1. The holding back of a portion of wages, dividends, interest, pension payments, or various other sources of income for payment of taxes to the U.S. Treasury. See also backup withholding.
2. The illegal holding back of a portion of securities allocated as part of a new issue to a member of an underwriting syndicate. The underwriter may wish to keep the securities or resell them to a designated party so as to profit from an expected price rise soon after the issue has been offered to the public.


Withholding is the amount that employers subtract from their employees' gross pay for a variety of taxes and benefits, including Social Security and Medicare taxes, federal and state income taxes, health insurance premiums, retirement savings, education savings, or flexible spending plan contributions, union dues, or prepaid transportation.

Contributions to tax-deferred savings plans are withheld from your pretax income, as are amounts you put into tax-free flexible spending and prepaid transportation accounts.

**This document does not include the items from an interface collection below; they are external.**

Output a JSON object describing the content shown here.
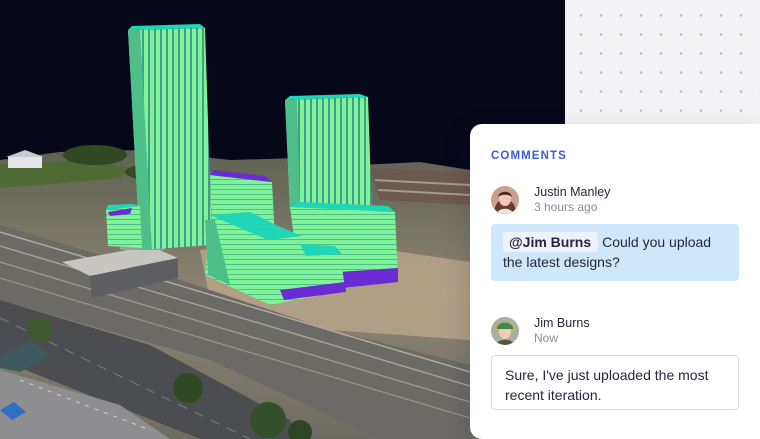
{
  "viewer": {
    "colors": {
      "sky": "#07071a",
      "building": "#7ff29a",
      "roof": "#1fd6b8",
      "accent": "#6a2bd3"
    }
  },
  "comments": {
    "title": "COMMENTS",
    "items": [
      {
        "author": "Justin Manley",
        "time": "3 hours ago",
        "mention": "@Jim Burns",
        "text": "Could you upload the latest designs?",
        "bubble_color": "#cfe7fb",
        "avatar_icon": "user-avatar-icon"
      },
      {
        "author": "Jim Burns",
        "time": "Now",
        "text": "Sure, I've just uploaded the most recent iteration.",
        "bubble_color": "#ffffff",
        "avatar_icon": "user-avatar-icon"
      }
    ]
  }
}
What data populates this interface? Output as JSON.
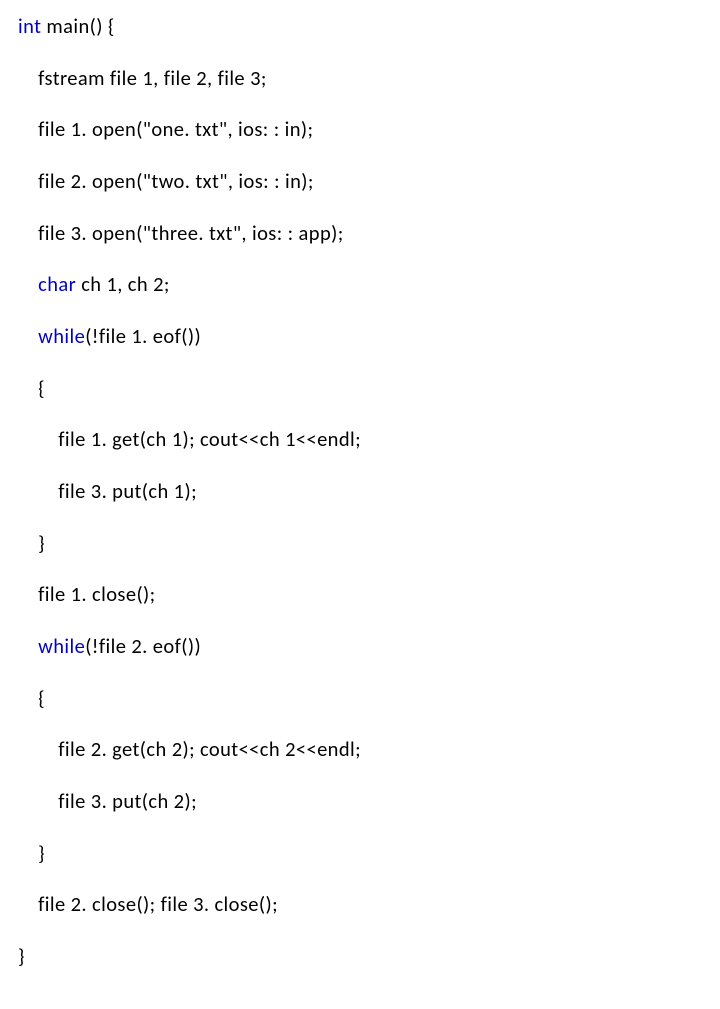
{
  "code": {
    "kw_int": "int",
    "kw_char": "char",
    "kw_while1": "while",
    "kw_while2": "while",
    "l1_rest": " main() {",
    "l2": "    fstream file 1, file 2, file 3;",
    "l3": "    file 1. open(\"one. txt\", ios: : in);",
    "l4": "    file 2. open(\"two. txt\", ios: : in);",
    "l5": "    file 3. open(\"three. txt\", ios: : app);",
    "l6_rest": " ch 1, ch 2;",
    "l6_indent": "    ",
    "l7_indent": "    ",
    "l7_rest": "(!file 1. eof())",
    "l8": "    {",
    "l9": "        file 1. get(ch 1); cout<<ch 1<<endl;",
    "l10": "        file 3. put(ch 1);",
    "l11": "    }",
    "l12": "    file 1. close();",
    "l13_indent": "    ",
    "l13_rest": "(!file 2. eof())",
    "l14": "    {",
    "l15": "        file 2. get(ch 2); cout<<ch 2<<endl;",
    "l16": "        file 3. put(ch 2);",
    "l17": "    }",
    "l18": "    file 2. close(); file 3. close();",
    "l19": "}"
  }
}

Those amounts reduce the taxable salary that your employer reports to the IRS.

References in periodicals archive ?
A withholding agent usually must withhold at the time of payment [Treasury Regulations section 1441.
Managed FFS has incentives similar to those of FFS, but with modest checks and balances in the form of a withhold.

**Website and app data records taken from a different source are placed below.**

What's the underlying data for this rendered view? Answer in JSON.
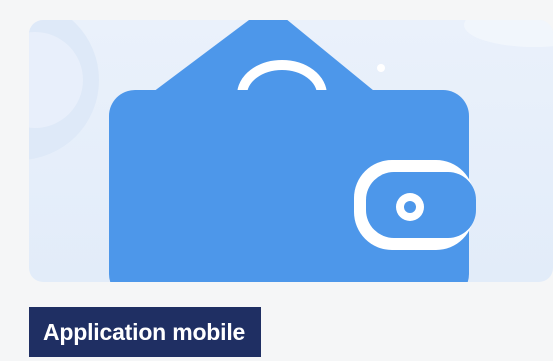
{
  "card": {
    "illustration_icon": "wallet-icon",
    "tag_label": "Application mobile"
  },
  "colors": {
    "hero_background": "#e6eefa",
    "wallet_blue": "#4d97ea",
    "tag_background": "#1f2f63",
    "tag_text": "#ffffff"
  }
}
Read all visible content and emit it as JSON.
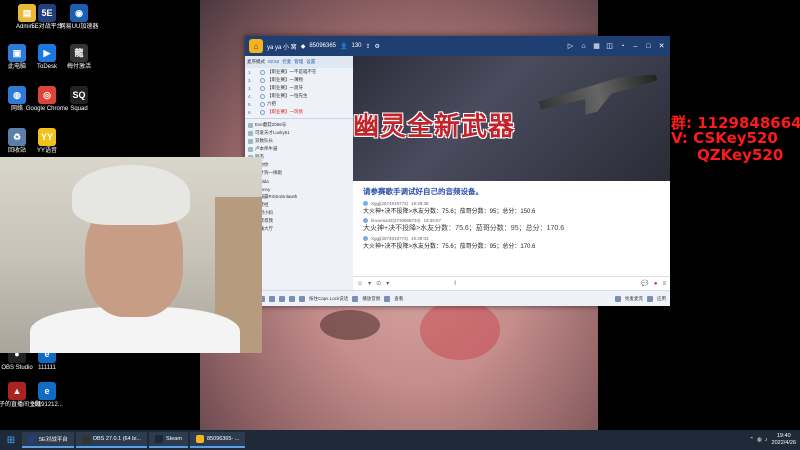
{
  "desktop_icons": [
    {
      "label": "Admin...",
      "color": "#e8b838",
      "glyph": "▤"
    },
    {
      "label": "5E对战平台",
      "color": "#233e7a",
      "glyph": "5E"
    },
    {
      "label": "网易UU加速器",
      "color": "#1a5fb4",
      "glyph": "◉"
    },
    {
      "label": "此电脑",
      "color": "#2f7ad6",
      "glyph": "▣"
    },
    {
      "label": "ToDesk",
      "color": "#1a78e0",
      "glyph": "▶"
    },
    {
      "label": "梅付激活",
      "color": "#333333",
      "glyph": "龍"
    },
    {
      "label": "网络",
      "color": "#2f7ad6",
      "glyph": "◍"
    },
    {
      "label": "Google Chrome",
      "color": "#db4437",
      "glyph": "◎"
    },
    {
      "label": "Squad",
      "color": "#222222",
      "glyph": "SQ"
    },
    {
      "label": "回收站",
      "color": "#5a7fa8",
      "glyph": "♻"
    },
    {
      "label": "YY语音",
      "color": "#f2c21a",
      "glyph": "YY"
    },
    {
      "label": "OBS Studio",
      "color": "#222222",
      "glyph": "●"
    },
    {
      "label": "111111",
      "color": "#0f6bc4",
      "glyph": "e"
    },
    {
      "label": "茄子的直播间主题",
      "color": "#aa2222",
      "glyph": "▲"
    },
    {
      "label": "20191212...",
      "color": "#0f6bc4",
      "glyph": "e"
    }
  ],
  "app": {
    "title": "ya ya 小 窝",
    "channel_id": "85096365",
    "online_count": "130",
    "left_panel": {
      "mode": "麦序模式",
      "timer": "02:52",
      "tab1": "控麦",
      "tab2": "管理",
      "tab3": "设置",
      "mic_queue": [
        {
          "num": "1.",
          "text": "【职业赛】一不是喵不在"
        },
        {
          "num": "2.",
          "text": "【职业赛】一薄物"
        },
        {
          "num": "3.",
          "text": "【职业赛】一渡牙"
        },
        {
          "num": "4.",
          "text": "【职业赛】一恒先生"
        },
        {
          "num": "5.",
          "text": "六把"
        },
        {
          "num": "6.",
          "text": "【职业赛】一风扬"
        }
      ],
      "members": [
        "Eve蘑菇2056号",
        "可爱天才Lusky51",
        "双数队长",
        "卢本伟牛逼",
        "阿杰",
        "你你你",
        "墨叶狗一样跑",
        "Faulda",
        "xDonny",
        "川霸霸RiStrolsnlawth",
        "驻营经",
        "税用小妈",
        "怪叔叔我",
        "撞懂大厅"
      ]
    },
    "banner_title": "幽灵全新武器",
    "chat": {
      "notice": "请参赛歌手调试好自己的音频设备。",
      "messages": [
        {
          "user": "Xggj(2674819773)",
          "time": "19:39:38",
          "body": "大火神+决不投降>水友分数：75.6；茄哥分数：95；总分：150.6",
          "big": false
        },
        {
          "user": "linxuesa42(2730868734)",
          "time": "19:39:57",
          "body": "大火神+决不投降>水友分数：75.6；茄哥分数：95；总分：170.6",
          "big": true
        },
        {
          "user": "Xggj(2674819773)",
          "time": "19:39:03",
          "body": "大火神+决不投降>水友分数：75.6；茄哥分数：95；总分：170.6",
          "big": false
        }
      ]
    },
    "bottom_bar": {
      "caps_hint": "按住Caps Lock说话",
      "record": "播放音频",
      "view": "查看",
      "queue_btn": "抢麦麦克",
      "app_center": "应用"
    }
  },
  "overlay": {
    "line1": "群: 1129848664",
    "line2": "V:  CSKey520",
    "line3": "QZKey520"
  },
  "taskbar": {
    "tasks": [
      {
        "label": "5E对战平台",
        "color": "#233e7a"
      },
      {
        "label": "OBS 27.0.1 (64 bi...",
        "color": "#333333"
      },
      {
        "label": "Steam",
        "color": "#1b2838"
      },
      {
        "label": "85096365- ...",
        "color": "#f6b31e"
      }
    ],
    "time": "19:40",
    "date": "2022/4/26"
  }
}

Several aspects of the EPA executive privilege case point to the conclusion that the quest to withhold the documents had to start in some such self-serving desire.
The withholding agent and the foreign payee are primarily liable for any failure to withhold tax due on amounts paid to a foreign payee.

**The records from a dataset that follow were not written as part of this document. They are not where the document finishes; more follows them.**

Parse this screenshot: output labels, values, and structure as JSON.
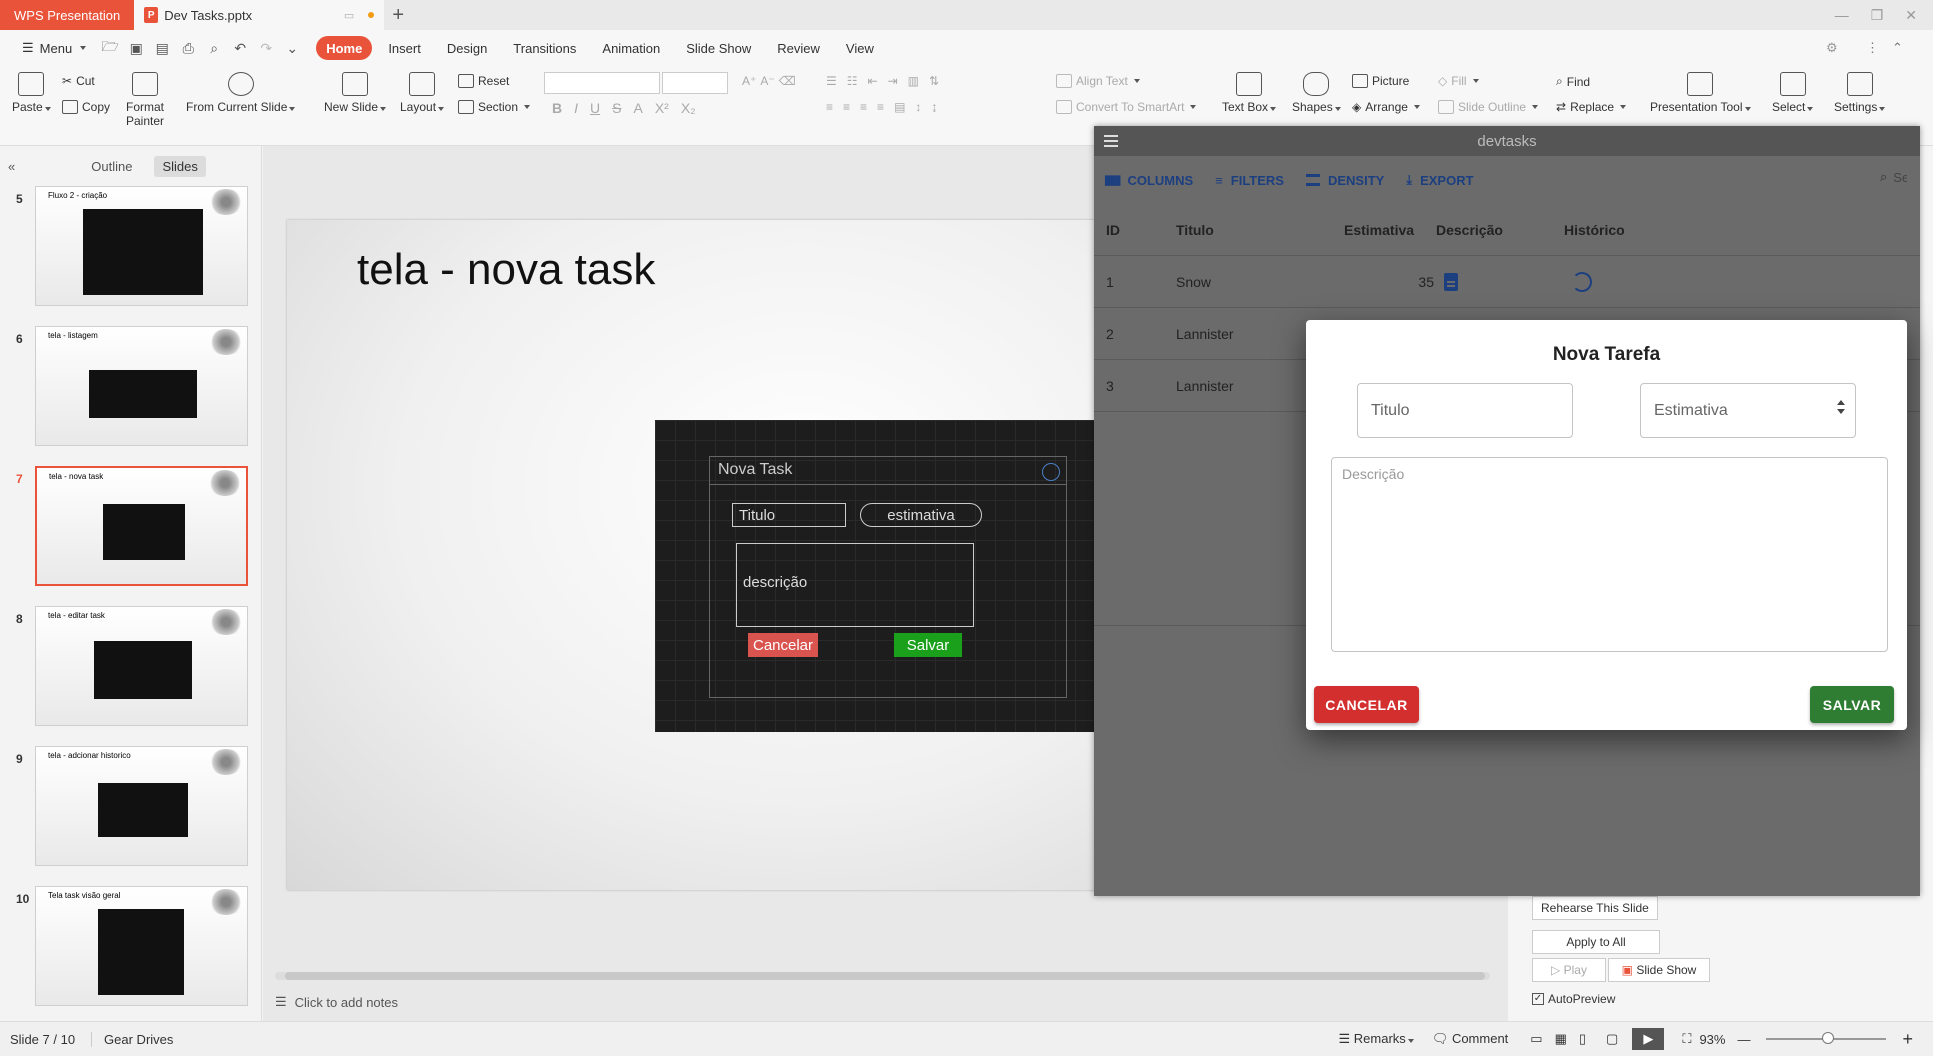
{
  "titlebar": {
    "app_name": "WPS Presentation",
    "doc_name": "Dev Tasks.pptx",
    "new_tab": "+"
  },
  "menubar": {
    "menu_label": "Menu",
    "tabs": [
      "Home",
      "Insert",
      "Design",
      "Transitions",
      "Animation",
      "Slide Show",
      "Review",
      "View"
    ]
  },
  "ribbon": {
    "paste": "Paste",
    "cut": "Cut",
    "copy": "Copy",
    "format_painter": "Format Painter",
    "from_current_slide": "From Current Slide",
    "new_slide": "New Slide",
    "layout": "Layout",
    "reset": "Reset",
    "section": "Section",
    "align_text": "Align Text",
    "convert_smartart": "Convert To SmartArt",
    "text_box": "Text Box",
    "shapes": "Shapes",
    "picture": "Picture",
    "fill": "Fill",
    "arrange": "Arrange",
    "slide_outline": "Slide Outline",
    "find": "Find",
    "replace": "Replace",
    "presentation_tool": "Presentation Tool",
    "select": "Select",
    "settings": "Settings"
  },
  "leftpanel": {
    "tab_outline": "Outline",
    "tab_slides": "Slides",
    "slides": [
      {
        "num": "5",
        "title": "Fluxo 2 - criação"
      },
      {
        "num": "6",
        "title": "tela - listagem"
      },
      {
        "num": "7",
        "title": "tela - nova task"
      },
      {
        "num": "8",
        "title": "tela - editar task"
      },
      {
        "num": "9",
        "title": "tela - adcionar historico"
      },
      {
        "num": "10",
        "title": "Tela task visão geral"
      }
    ]
  },
  "slide": {
    "title": "tela - nova task",
    "mock": {
      "header": "Nova Task",
      "titulo": "Titulo",
      "estimativa": "estimativa",
      "descricao": "descrição",
      "cancel": "Cancelar",
      "save": "Salvar"
    }
  },
  "notes": {
    "placeholder": "Click to add notes"
  },
  "rightpane": {
    "rehearse": "Rehearse This Slide",
    "apply_all": "Apply to All",
    "play": "Play",
    "slide_show": "Slide Show",
    "autopreview": "AutoPreview"
  },
  "statusbar": {
    "slide_pos": "Slide 7 / 10",
    "theme": "Gear Drives",
    "remarks": "Remarks",
    "comment": "Comment",
    "zoom": "93%"
  },
  "devtasks": {
    "title": "devtasks",
    "toolbar": [
      "COLUMNS",
      "FILTERS",
      "DENSITY",
      "EXPORT"
    ],
    "search_placeholder": "Sea",
    "columns": [
      "ID",
      "Titulo",
      "Estimativa",
      "Descrição",
      "Histórico"
    ],
    "rows": [
      {
        "id": "1",
        "titulo": "Snow",
        "estimativa": "35"
      },
      {
        "id": "2",
        "titulo": "Lannister",
        "estimativa": ""
      },
      {
        "id": "3",
        "titulo": "Lannister",
        "estimativa": ""
      }
    ]
  },
  "modal": {
    "title": "Nova Tarefa",
    "titulo_label": "Titulo",
    "estimativa_label": "Estimativa",
    "descricao_placeholder": "Descrição",
    "cancel": "CANCELAR",
    "save": "SALVAR"
  },
  "colors": {
    "accent": "#e8533a",
    "dev_primary": "#1c3f80",
    "cancel_red": "#d32f2f",
    "save_green": "#2e7d32"
  }
}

1445-2(d)(3) (ii) and (iii) to withhold the alternative amount or application for and receipt of a withholding certificate, the transferee must withhold 10% of the amount realized from the transaction pursuant to Sec.
A withholding agent is a person who is required to deduct and withhold taxes under the provisions of Secs.
trade or business, (14) or payments of portfolio interest paid to foreign persons, unless the person required to withhold knows or has reason to know that the interest is not portfolio interest.
Form W-2, which must be furnished to any employee who received more than $600 in wages, even though domestic employers may not have to pay and withhold FICA tax for wages less than $1,000.
person that makes FDAP payments to NRAs is required to withhold the proper tax and remit it to the IRS.
Where the service provider demonstrates that the required 15-percent withholding tax will exceed its ultimate Canadian tax liability, CCRA may authorize a reduction in the amount that the Canadian payer is required to withhold.
Employers (who can be individuals or businesses) must withhold two types of federal payroll taxes from employees' wages: federal income taxes and Federal Insurance Contributions Act (FICA) taxes.